Co-authored by BIKASH PANDEY
Bikash Pandey is Innovations Lead for Clean Energy and Water at Winrock International, and is one of the pioneers of small-scale hydropower development and electric transportation in Nepal.
You wouldn't know it driving around polluted Kathmandu, but Nepal is very much a leader in the fight against climate change. For a poor country struggling with severe poverty, it is more than a little admirable how much Nepal has done already to decarbonize its economy.
Nepal's domestic electricity production is 100 percent hydropower-based and therefore 100 percent renewable. Independent power producers have responded to incentives for small and medium hydro power and have flourished thanks to the willingness of local banks to provide credit. As a result, the country's chronic power shortages and import of coal-generated power from India are both expected to come to an end starting in 2018.
Kathmandu also has a sizable and growing fraction of electric vehicles and motorbikes on its streets--perhaps the highest percentage of any city of earth. Given the increase in population and the growing air quality concerns in the city, this is a welcome development that must continue to spread. Importers of petrol and diesel vehicles actively work to slow adoption of additional EV use in Kathmandu, but the recent blockade of goods crossing the India-Nepal border has impressed on many Nepalis the need to be more independent of petroleum imports, and EV's are seen as one important avenue.
Nepal has also developed an extensive biogas program to fuel rural households cooking needs. Inexpensive biogas systems using livestock waste are a standard feature of rural homes all across Nepal now. Over a hundred companies install the technology and have sold more than 300,000 systems nationwide.
Rural solar programs have also brought electricity for lights to unconnected rural households all across Nepal. These programs serve almost every community in Nepal now with half a million homes sporting a panel on their roofs. The government has recently begun to provide incentives for rooftop solar PV systems in cities adding to already extensive use of solar powered hot water systems by urban residents.
Nepal has also done great things on land use over the last several decades. Its innovative community forest program has massively increased forest cover across Nepal and has improved degraded lands' ability to serve some 20,000 communities' economic needs, protect biodiversity, improve water management, and sequester carbon.

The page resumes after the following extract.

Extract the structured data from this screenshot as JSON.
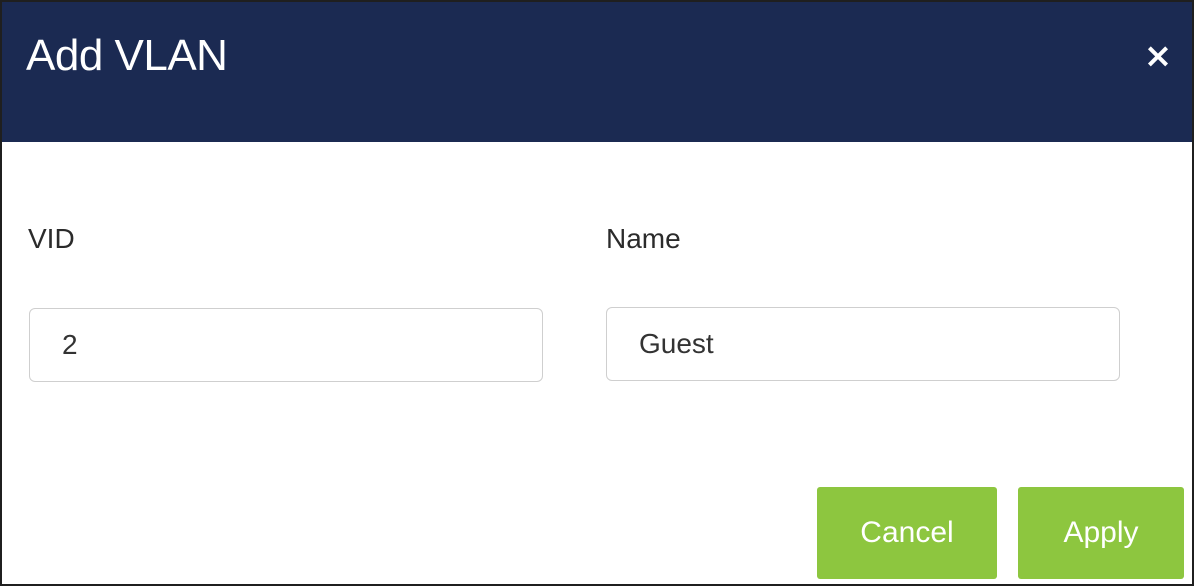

Nepal like many developing nations is eager to receive international support for its climate mitigation and adaptation needs, hoping, like other G77 countries, to have rich nations, who are responsible for the majority of global emissions, pay the bill for energy and climate adaptation. The reality though of rapidly spreading climate impacts and human development needs has encouraged Nepal to move ahead with these programs even without the larger flows of foreign aid it has hoped to receive.
We see similar developments now in other developing countries as well. Climate impacts are here now and these governments are realizing that they must act. Aid and technical assistance are still badly needed and more would be very well used, but Nepal is a great example of a country taking important steps other poor nations can learn from.

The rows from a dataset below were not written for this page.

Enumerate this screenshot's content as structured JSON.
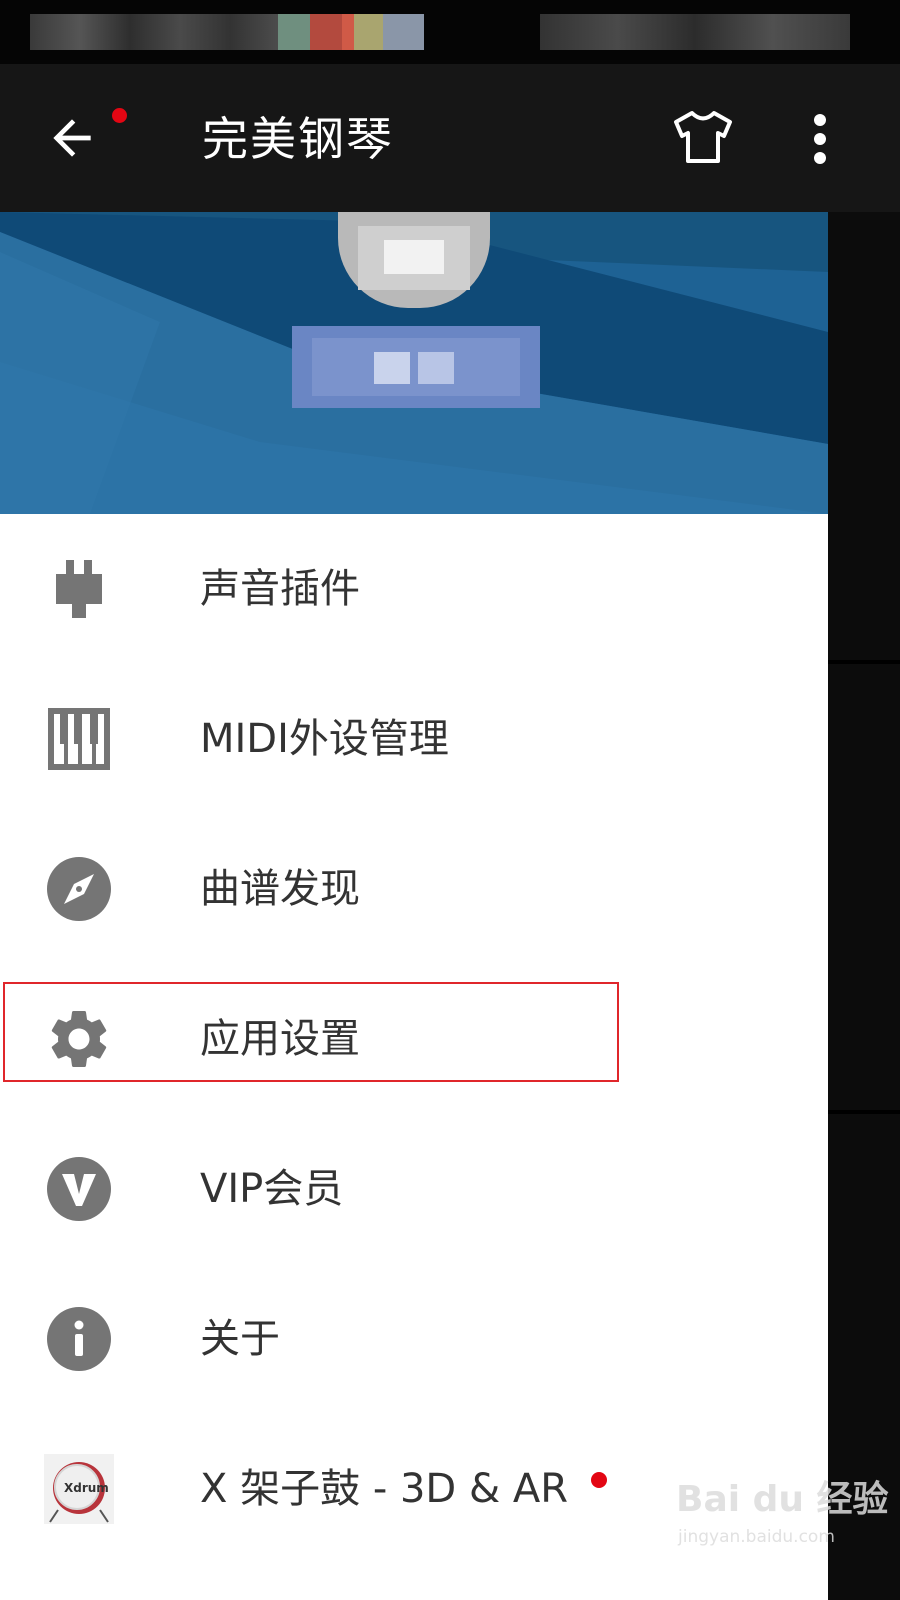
{
  "app_bar": {
    "title": "完美钢琴",
    "back_icon": "back-arrow-icon",
    "back_notification_color": "#e30613",
    "skin_icon": "tshirt-icon",
    "overflow_icon": "more-vert-icon",
    "background": "#161616"
  },
  "drawer": {
    "header_background": "#1f6596",
    "menu": [
      {
        "label": "声音插件",
        "icon": "plugin-icon"
      },
      {
        "label": "MIDI外设管理",
        "icon": "midi-keyboard-icon"
      },
      {
        "label": "曲谱发现",
        "icon": "compass-icon"
      },
      {
        "label": "应用设置",
        "icon": "gear-icon",
        "highlighted": true
      },
      {
        "label": "VIP会员",
        "icon": "vip-icon"
      },
      {
        "label": "关于",
        "icon": "info-icon"
      },
      {
        "label": "X 架子鼓 - 3D & AR",
        "icon": "drum-app-icon",
        "has_notification_dot": true
      }
    ],
    "highlight_color": "#e0262b",
    "icon_color": "#757575",
    "text_color": "#333333"
  },
  "watermark": {
    "main": "Bai du 经验",
    "sub": "jingyan.baidu.com"
  }
}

Given all this, Nepal would benefit and perhaps even be able to attract additional aid resources and private investment if its progress were more fully known. Its hydropower development, clean transport infrastructure, urban and rural solar programs could all grow at a much faster clip with the help of these investments. Ironically, Nepal could now benefit from its work to date by broadcasting its effectiveness. Donors of all kinds would be encouraged to contribute and invest more given this success.
And lessons from Nepal could potentially be adapted elsewhere. For example African nations, which made enormous commitments to land restoration in Paris last December, might draw lessons from Nepal on how to reforest and restore lands in cooperation with rural communities. Africa's other enormous Paris commitment -- to develop 300 Gigawatts of renewable energy -- could also be informed by the remarkable work Nepal has done to develop hydropower, solar and biogas energy.

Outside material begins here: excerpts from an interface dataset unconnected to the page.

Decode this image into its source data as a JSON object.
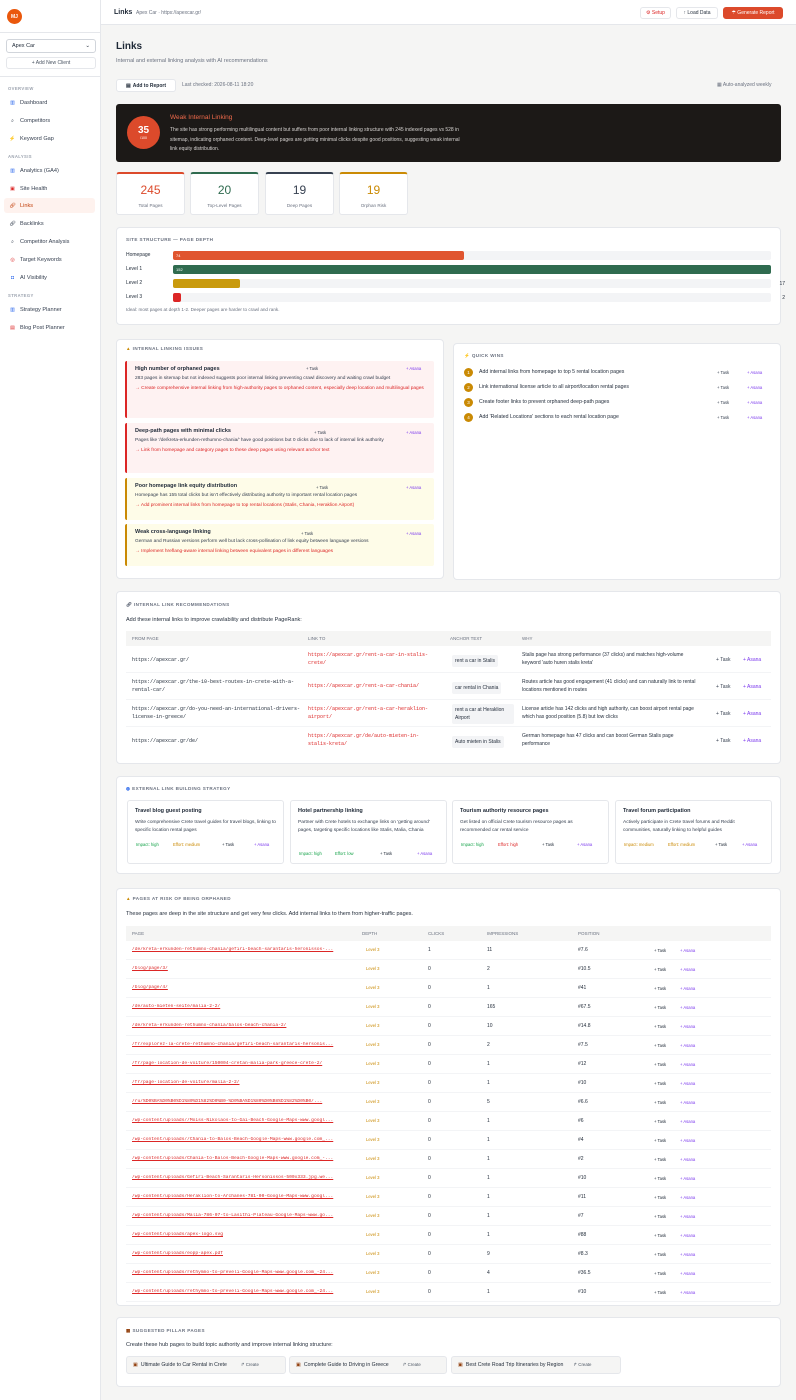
{
  "app": {
    "logo": "MJ",
    "client": "Apex Car",
    "add_client": "+ Add New Client"
  },
  "sidebar": {
    "sections": [
      {
        "label": "OVERVIEW"
      },
      {
        "label": "ANALYSIS"
      },
      {
        "label": "STRATEGY"
      }
    ],
    "items": [
      {
        "label": "Dashboard",
        "icon": "chart-icon"
      },
      {
        "label": "Competitors",
        "icon": "search-icon"
      },
      {
        "label": "Keyword Gap",
        "icon": "bolt-icon"
      },
      {
        "label": "Analytics (GA4)",
        "icon": "chart-icon"
      },
      {
        "label": "Site Health",
        "icon": "hospital-icon"
      },
      {
        "label": "Links",
        "icon": "link-icon"
      },
      {
        "label": "Backlinks",
        "icon": "link-icon"
      },
      {
        "label": "Competitor Analysis",
        "icon": "search-icon"
      },
      {
        "label": "Target Keywords",
        "icon": "target-icon"
      },
      {
        "label": "AI Visibility",
        "icon": "robot-icon"
      },
      {
        "label": "Strategy Planner",
        "icon": "chart-icon"
      },
      {
        "label": "Blog Post Planner",
        "icon": "calendar-icon"
      }
    ]
  },
  "header": {
    "title": "Links",
    "breadcrumb": "Apex Car · https://apexcar.gr/",
    "setup": "⚙ Setup",
    "load": "↑ Load Data",
    "generate": "☂ Generate Report"
  },
  "page": {
    "title": "Links",
    "subtitle": "Internal and external linking analysis with AI recommendations",
    "add_report": "Add to Report",
    "last_checked": "Last checked: 2026-08-11 18:20",
    "auto": "Auto-analyzed weekly"
  },
  "score": {
    "value": "35",
    "unit": "/100",
    "title": "Weak Internal Linking",
    "desc": "The site has strong performing multilingual content but suffers from poor internal linking structure with 245 indexed pages vs 528 in sitemap, indicating orphaned content. Deep-level pages are getting minimal clicks despite good positions, suggesting weak internal link equity distribution.",
    "color": "#dc4a2b"
  },
  "stats": [
    {
      "value": "245",
      "label": "Total Pages",
      "color": "#dc4a2b"
    },
    {
      "value": "20",
      "label": "Top-Level Pages",
      "color": "#2f6b4f"
    },
    {
      "value": "19",
      "label": "Deep Pages",
      "color": "#374151"
    },
    {
      "value": "19",
      "label": "Orphan Risk",
      "color": "#ca8a04"
    }
  ],
  "structure": {
    "label": "SITE STRUCTURE — PAGE DEPTH",
    "note": "Ideal: most pages at depth 1-2. Deeper pages are harder to crawl and rank.",
    "rows": [
      {
        "label": "Homepage",
        "value": 74,
        "shown": "74",
        "count": "",
        "color": "#e0552f"
      },
      {
        "label": "Level 1",
        "value": 152,
        "shown": "152",
        "count": "",
        "color": "#2f6b4f"
      },
      {
        "label": "Level 2",
        "value": 17,
        "shown": "",
        "count": "17",
        "color": "#c99a0d"
      },
      {
        "label": "Level 3",
        "value": 2,
        "shown": "",
        "count": "2",
        "color": "#dc2626"
      }
    ]
  },
  "issues": {
    "label": "INTERNAL LINKING ISSUES",
    "items": [
      {
        "title": "High number of orphaned pages",
        "desc": "283 pages in sitemap but not indexed suggests poor internal linking preventing crawl discovery and waiting crawl budget",
        "action": "→ Create comprehensive internal linking from high-authority pages to orphaned content, especially deep location and multilingual pages",
        "task": "+ Task",
        "asana": "+ Asana"
      },
      {
        "title": "Deep-path pages with minimal clicks",
        "desc": "Pages like '/de/kreta-erkunden-rethumno-chania/' have good positions but 0 clicks due to lack of internal link authority",
        "action": "→ Link from homepage and category pages to these deep pages using relevant anchor text",
        "task": "+ Task",
        "asana": "+ Asana"
      },
      {
        "title": "Poor homepage link equity distribution",
        "desc": "Homepage has 155 total clicks but isn't effectively distributing authority to important rental location pages",
        "action": "→ Add prominent internal links from homepage to top rental locations (Stalis, Chania, Heraklion Airport)",
        "task": "+ Task",
        "asana": "+ Asana"
      },
      {
        "title": "Weak cross-language linking",
        "desc": "German and Russian versions perform well but lack cross-pollination of link equity between language versions",
        "action": "→ Implement hreflang-aware internal linking between equivalent pages in different languages",
        "task": "+ Task",
        "asana": "+ Asana"
      }
    ]
  },
  "quick_wins": {
    "label": "QUICK WINS",
    "items": [
      {
        "n": "1",
        "text": "Add internal links from homepage to top 5 rental location pages",
        "task": "+ Task",
        "asana": "+ Asana"
      },
      {
        "n": "2",
        "text": "Link international license article to all airport/location rental pages",
        "task": "+ Task",
        "asana": "+ Asana"
      },
      {
        "n": "3",
        "text": "Create footer links to prevent orphaned deep-path pages",
        "task": "+ Task",
        "asana": "+ Asana"
      },
      {
        "n": "4",
        "text": "Add 'Related Locations' sections to each rental location page",
        "task": "+ Task",
        "asana": "+ Asana"
      }
    ]
  },
  "recs": {
    "label": "INTERNAL LINK RECOMMENDATIONS",
    "intro": "Add these internal links to improve crawlability and distribute PageRank:",
    "headers": [
      "FROM PAGE",
      "LINK TO",
      "ANCHOR TEXT",
      "WHY"
    ],
    "rows": [
      {
        "from": "https://apexcar.gr/",
        "to": "https://apexcar.gr/rent-a-car-in-stalis-crete/",
        "anchor": "rent a car in Stalis",
        "why": "Stalis page has strong performance (37 clicks) and matches high-volume keyword 'auto huren stalis kreta'",
        "task": "+ Task",
        "asana": "+ Asana"
      },
      {
        "from": "https://apexcar.gr/the-10-best-routes-in-crete-with-a-rental-car/",
        "to": "https://apexcar.gr/rent-a-car-chania/",
        "anchor": "car rental in Chania",
        "why": "Routes article has good engagement (41 clicks) and can naturally link to rental locations mentioned in routes",
        "task": "+ Task",
        "asana": "+ Asana"
      },
      {
        "from": "https://apexcar.gr/do-you-need-an-international-drivers-license-in-greece/",
        "to": "https://apexcar.gr/rent-a-car-heraklion-airport/",
        "anchor": "rent a car at Heraklion Airport",
        "why": "License article has 142 clicks and high authority, can boost airport rental page which has good position (5.8) but low clicks",
        "task": "+ Task",
        "asana": "+ Asana"
      },
      {
        "from": "https://apexcar.gr/de/",
        "to": "https://apexcar.gr/de/auto-mieten-in-stalis-kreta/",
        "anchor": "Auto mieten in Stalis",
        "why": "German homepage has 47 clicks and can boost German Stalis page performance",
        "task": "+ Task",
        "asana": "+ Asana"
      }
    ]
  },
  "external": {
    "label": "EXTERNAL LINK BUILDING STRATEGY",
    "items": [
      {
        "title": "Travel blog guest posting",
        "desc": "Write comprehensive Crete travel guides for travel blogs, linking to specific location rental pages",
        "impact": "Impact: high",
        "effort": "Effort: medium",
        "task": "+ Task",
        "asana": "+ Asana"
      },
      {
        "title": "Hotel partnership linking",
        "desc": "Partner with Crete hotels to exchange links on 'getting around' pages, targeting specific locations like Stalis, Malia, Chania",
        "impact": "Impact: high",
        "effort": "Effort: low",
        "task": "+ Task",
        "asana": "+ Asana"
      },
      {
        "title": "Tourism authority resource pages",
        "desc": "Get listed on official Crete tourism resource pages as recommended car rental service",
        "impact": "Impact: high",
        "effort": "Effort: high",
        "task": "+ Task",
        "asana": "+ Asana"
      },
      {
        "title": "Travel forum participation",
        "desc": "Actively participate in Crete travel forums and Reddit communities, naturally linking to helpful guides",
        "impact": "Impact: medium",
        "effort": "Effort: medium",
        "task": "+ Task",
        "asana": "+ Asana"
      }
    ]
  },
  "orphans": {
    "label": "PAGES AT RISK OF BEING ORPHANED",
    "intro": "These pages are deep in the site structure and get very few clicks. Add internal links to them from higher-traffic pages.",
    "headers": [
      "PAGE",
      "DEPTH",
      "CLICKS",
      "IMPRESSIONS",
      "POSITION"
    ],
    "rows": [
      {
        "page": "/de/kreta-erkunden-rethumno-chania/gefiri-beach-sarantaris-heronissos-...",
        "depth": "Level 3",
        "clicks": "1",
        "impr": "11",
        "pos": "#7.6"
      },
      {
        "page": "/blog/page/3/",
        "depth": "Level 3",
        "clicks": "0",
        "impr": "2",
        "pos": "#10.5"
      },
      {
        "page": "/blog/page/4/",
        "depth": "Level 3",
        "clicks": "0",
        "impr": "1",
        "pos": "#41"
      },
      {
        "page": "/de/auto-mieten-seite/malia-2-2/",
        "depth": "Level 3",
        "clicks": "0",
        "impr": "165",
        "pos": "#67.5"
      },
      {
        "page": "/de/kreta-erkunden-rethumno-chania/balos-beach-chania-2/",
        "depth": "Level 3",
        "clicks": "0",
        "impr": "10",
        "pos": "#14.8"
      },
      {
        "page": "/fr/explorez-la-crete-rethumno-chania/gefiri-beach-sarantaris-hersonis...",
        "depth": "Level 3",
        "clicks": "0",
        "impr": "2",
        "pos": "#7.5"
      },
      {
        "page": "/fr/page-location-de-voiture/150004-cretan-malia-park-greece-crete-2/",
        "depth": "Level 3",
        "clicks": "0",
        "impr": "1",
        "pos": "#12"
      },
      {
        "page": "/fr/page-location-de-voiture/malia-2-2/",
        "depth": "Level 3",
        "clicks": "0",
        "impr": "1",
        "pos": "#10"
      },
      {
        "page": "/ru/%D0%BA%D0%B0%D1%80%D1%82%D0%B0-%D0%BA%D1%80%D0%B8%D1%82%D0%B0/...",
        "depth": "Level 3",
        "clicks": "0",
        "impr": "5",
        "pos": "#6.6"
      },
      {
        "page": "/wp-content/uploads//Moiss-Nikolaos-to-Gai-Beach-Google-Maps-www.googl...",
        "depth": "Level 3",
        "clicks": "0",
        "impr": "1",
        "pos": "#6"
      },
      {
        "page": "/wp-content/uploads//Chania-to-Balos-Beach-Google-Maps-www.google.com_...",
        "depth": "Level 3",
        "clicks": "0",
        "impr": "1",
        "pos": "#4"
      },
      {
        "page": "/wp-content/uploads/Chania-to-Balos-Beach-Google-Maps-www.google.com_-...",
        "depth": "Level 3",
        "clicks": "0",
        "impr": "1",
        "pos": "#2"
      },
      {
        "page": "/wp-content/uploads/Gefiri-Beach-Sarantaris-Hersonissos-500x333.jpg.we...",
        "depth": "Level 3",
        "clicks": "0",
        "impr": "1",
        "pos": "#10"
      },
      {
        "page": "/wp-content/uploads/Heraklion-to-Archanes-781-00-Google-Maps-www.googl...",
        "depth": "Level 3",
        "clicks": "0",
        "impr": "1",
        "pos": "#11"
      },
      {
        "page": "/wp-content/uploads/Malia-786-07-to-Lasithi-Plateau-Google-Maps-www.go...",
        "depth": "Level 3",
        "clicks": "0",
        "impr": "1",
        "pos": "#7"
      },
      {
        "page": "/wp-content/uploads/apex-logo.svg",
        "depth": "Level 3",
        "clicks": "0",
        "impr": "1",
        "pos": "#88"
      },
      {
        "page": "/wp-content/uploads/eopp-apex.pdf",
        "depth": "Level 3",
        "clicks": "0",
        "impr": "9",
        "pos": "#8.3"
      },
      {
        "page": "/wp-content/uploads/rethymno-to-preveli-Google-Maps-www.google.com_-24...",
        "depth": "Level 3",
        "clicks": "0",
        "impr": "4",
        "pos": "#36.5"
      },
      {
        "page": "/wp-content/uploads/rethymno-to-preveli-Google-Maps-www.google.com_-24...",
        "depth": "Level 3",
        "clicks": "0",
        "impr": "1",
        "pos": "#10"
      }
    ],
    "task": "+ Task",
    "asana": "+ Asana"
  },
  "pillars": {
    "label": "SUGGESTED PILLAR PAGES",
    "intro": "Create these hub pages to build topic authority and improve internal linking structure:",
    "items": [
      {
        "title": "Ultimate Guide to Car Rental in Crete",
        "create": "Create"
      },
      {
        "title": "Complete Guide to Driving in Greece",
        "create": "Create"
      },
      {
        "title": "Best Crete Road Trip Itineraries by Region",
        "create": "Create"
      }
    ]
  }
}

Nepal offers an extremely positive example of a poor country moving forward effectively. Donors take note. There are great opportunities to facilitate additional progress and to learn lessons from Nepal. The country needs immediate help to get its infrastructure repaired after the devastating 2015 earthquake, including for its 14 damaged hydropower stations. Nepal government officials might also take note. There are enormous opportunities to be had from lifting the veil from the great progress that has been made in Nepal. Tell the story, assert climate leadership, tout your ratification of the Paris Agreement, and fully leverage resources from donors and investors to continue the great work.
The views expressed here are solely those of the authors and not of their employers